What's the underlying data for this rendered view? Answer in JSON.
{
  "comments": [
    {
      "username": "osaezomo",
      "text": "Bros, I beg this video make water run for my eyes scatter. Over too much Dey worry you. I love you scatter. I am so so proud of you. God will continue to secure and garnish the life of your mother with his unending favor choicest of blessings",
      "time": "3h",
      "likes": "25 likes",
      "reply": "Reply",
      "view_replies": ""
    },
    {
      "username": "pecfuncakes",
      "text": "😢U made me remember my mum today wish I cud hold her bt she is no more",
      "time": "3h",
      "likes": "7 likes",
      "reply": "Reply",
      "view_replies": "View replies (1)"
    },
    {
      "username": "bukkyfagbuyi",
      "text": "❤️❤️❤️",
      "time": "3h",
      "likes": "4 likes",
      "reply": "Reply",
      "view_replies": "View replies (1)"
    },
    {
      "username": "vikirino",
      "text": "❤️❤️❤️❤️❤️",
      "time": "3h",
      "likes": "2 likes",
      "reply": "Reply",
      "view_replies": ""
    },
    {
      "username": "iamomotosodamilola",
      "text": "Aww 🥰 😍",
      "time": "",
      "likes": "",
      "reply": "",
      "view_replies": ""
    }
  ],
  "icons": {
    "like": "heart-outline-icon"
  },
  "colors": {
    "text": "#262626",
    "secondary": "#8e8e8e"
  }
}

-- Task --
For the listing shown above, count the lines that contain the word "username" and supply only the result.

-- Solution for this problem --
5